Look, I pray you, at the case of my unfortunate friend Ponto, a good-natured, kindly English gentleman — not over-wise, but quite passable — fond of port-wine, of his family, of country sports and agriculture, hospitably minded, with as pretty a little patrimonial country-house as heart can desire, and a thousand pounds a year. It is not much; but, ENTRE NOUS, people can live for less, and not uncomfortably.
For instance, there is the doctor, whom Mrs. P. does not condescend to visit: that man educates a mirific family, and is loved by the poor for miles round: and gives them port-wine for physic and medicine, gratis. And how those people can get on with their pittance, as Mrs. Ponto says, is a wonder to HER.
Again, there is the clergyman, Doctor Chrysostom — Mrs. P. says they quarrelled about Puseyism, but I am given to understand it was because Mrs. C. had the PAS of her at the Haws — you may see what the value of his living is any day in the ‘Clerical Guide;’ but you don’t know what he gives away.
Even Pettipois allows that, in whose eyes the Doctor’s surplice is a scarlet abomination; and so does Pettipois do his duty in his way, and administer not only his tracts and his talk, but his money and his means to his people. As a lord’s son, by the way, Mrs. Ponto is uncommonly anxious that he should marry EITHER of the girls whom Lord Gules does not intend to choose.
Well, although Pon’s income would make up almost as much as that of these three worthies put together — oh, my dear Madam, see in what hopeless penury the poor fellow lives! What tenant can look to HIS forbearance? What poor man can hope for HIS charity? ‘Master’s the best of men,’ honest Stripes says, ‘and when we was in the ridgment a more free-handed chap didn’t live. But the way in which Missus DU scryou, I wonder the young ladies is alive, that I du!’

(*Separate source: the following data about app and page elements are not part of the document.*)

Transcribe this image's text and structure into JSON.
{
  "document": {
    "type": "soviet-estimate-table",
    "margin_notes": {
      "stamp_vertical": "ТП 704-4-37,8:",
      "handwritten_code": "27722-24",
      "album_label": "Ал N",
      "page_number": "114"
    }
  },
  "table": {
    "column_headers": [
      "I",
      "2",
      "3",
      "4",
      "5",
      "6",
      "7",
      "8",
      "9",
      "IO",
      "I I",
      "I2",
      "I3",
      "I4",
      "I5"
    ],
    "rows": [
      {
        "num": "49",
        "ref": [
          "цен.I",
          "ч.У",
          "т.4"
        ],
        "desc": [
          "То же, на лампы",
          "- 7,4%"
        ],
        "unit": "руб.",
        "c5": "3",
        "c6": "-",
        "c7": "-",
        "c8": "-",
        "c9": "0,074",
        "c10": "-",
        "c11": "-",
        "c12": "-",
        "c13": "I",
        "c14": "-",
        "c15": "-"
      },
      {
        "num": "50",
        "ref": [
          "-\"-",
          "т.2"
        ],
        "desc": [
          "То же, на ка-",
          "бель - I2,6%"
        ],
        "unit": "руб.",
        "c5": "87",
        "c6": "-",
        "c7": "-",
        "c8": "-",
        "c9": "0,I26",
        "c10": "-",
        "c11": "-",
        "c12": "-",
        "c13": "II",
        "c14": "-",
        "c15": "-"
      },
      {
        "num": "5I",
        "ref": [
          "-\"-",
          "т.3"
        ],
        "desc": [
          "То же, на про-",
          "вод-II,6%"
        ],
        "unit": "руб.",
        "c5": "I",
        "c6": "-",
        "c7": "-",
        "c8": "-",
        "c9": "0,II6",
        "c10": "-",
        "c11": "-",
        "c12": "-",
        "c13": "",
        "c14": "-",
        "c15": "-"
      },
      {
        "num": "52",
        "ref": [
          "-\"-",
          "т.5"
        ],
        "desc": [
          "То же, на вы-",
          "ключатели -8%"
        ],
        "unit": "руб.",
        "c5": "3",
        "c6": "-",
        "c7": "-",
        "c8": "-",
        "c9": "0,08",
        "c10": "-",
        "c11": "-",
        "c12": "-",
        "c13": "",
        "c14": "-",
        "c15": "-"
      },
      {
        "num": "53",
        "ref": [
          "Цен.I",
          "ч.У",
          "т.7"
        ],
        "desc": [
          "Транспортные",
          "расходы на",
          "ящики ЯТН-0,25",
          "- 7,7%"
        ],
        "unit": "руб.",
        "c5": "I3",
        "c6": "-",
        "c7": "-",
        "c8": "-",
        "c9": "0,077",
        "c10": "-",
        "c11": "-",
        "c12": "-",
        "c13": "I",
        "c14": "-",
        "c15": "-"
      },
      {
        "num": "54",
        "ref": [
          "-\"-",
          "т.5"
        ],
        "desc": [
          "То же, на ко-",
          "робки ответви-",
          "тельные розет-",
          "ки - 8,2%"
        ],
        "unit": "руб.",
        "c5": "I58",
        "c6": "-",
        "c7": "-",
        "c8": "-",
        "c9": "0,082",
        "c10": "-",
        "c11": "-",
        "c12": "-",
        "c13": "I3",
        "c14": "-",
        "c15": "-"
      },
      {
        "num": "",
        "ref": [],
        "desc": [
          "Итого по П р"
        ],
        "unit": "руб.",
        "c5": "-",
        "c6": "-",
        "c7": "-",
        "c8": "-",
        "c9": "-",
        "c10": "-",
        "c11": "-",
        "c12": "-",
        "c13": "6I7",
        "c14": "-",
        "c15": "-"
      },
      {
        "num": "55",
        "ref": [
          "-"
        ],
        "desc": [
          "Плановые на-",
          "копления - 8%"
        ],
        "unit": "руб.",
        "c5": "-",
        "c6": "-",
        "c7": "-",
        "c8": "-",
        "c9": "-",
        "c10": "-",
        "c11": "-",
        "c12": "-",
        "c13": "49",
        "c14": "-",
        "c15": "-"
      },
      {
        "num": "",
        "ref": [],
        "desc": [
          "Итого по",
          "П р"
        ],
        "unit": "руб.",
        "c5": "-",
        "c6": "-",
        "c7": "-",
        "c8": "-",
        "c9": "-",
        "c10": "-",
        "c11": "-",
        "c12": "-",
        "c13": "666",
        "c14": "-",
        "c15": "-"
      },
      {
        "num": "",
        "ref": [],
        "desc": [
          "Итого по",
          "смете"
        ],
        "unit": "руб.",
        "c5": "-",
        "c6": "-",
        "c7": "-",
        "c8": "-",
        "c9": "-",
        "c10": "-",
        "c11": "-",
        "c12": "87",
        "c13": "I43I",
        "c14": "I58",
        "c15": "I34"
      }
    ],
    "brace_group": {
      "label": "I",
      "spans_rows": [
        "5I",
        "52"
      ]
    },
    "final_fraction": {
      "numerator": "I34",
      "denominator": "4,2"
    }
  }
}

They live upon a fine governess and fine masters, and have clothes made by Lady Carabas’s own milliner; and their brother rides with earls to cover; and only the best people in the county visit at the Evergreens, and Mrs. Ponto thinks herself a paragon of wives and mothers, and a wonder of the world, for doing all this misery and humbug, and snobbishness, on a thousand a year.
What an inexpressible comfort it was, my dear Madam, when Stripes put my portmanteau in the four-wheeled chaise, and (poor P on being touched with sciatica) drove me over to ‘Carabas Arms’ at Guttlebury, where we took leave. There were some bagmen there in the Commercial Room, and one talked about the house he represented; and another about his dinner, and a third about the Inns on the road, and so forth — a talk, not very wise, but honest and to the purpose — about as good as that of the country gentlemen: and oh, how much pleasanter than listening to Miss Wirt’s show-pieces on the piano, and Mrs. Ponto’s genteel cackle about the fashion and the county families!
Last updated Monday, December 22, 2014 at 10:55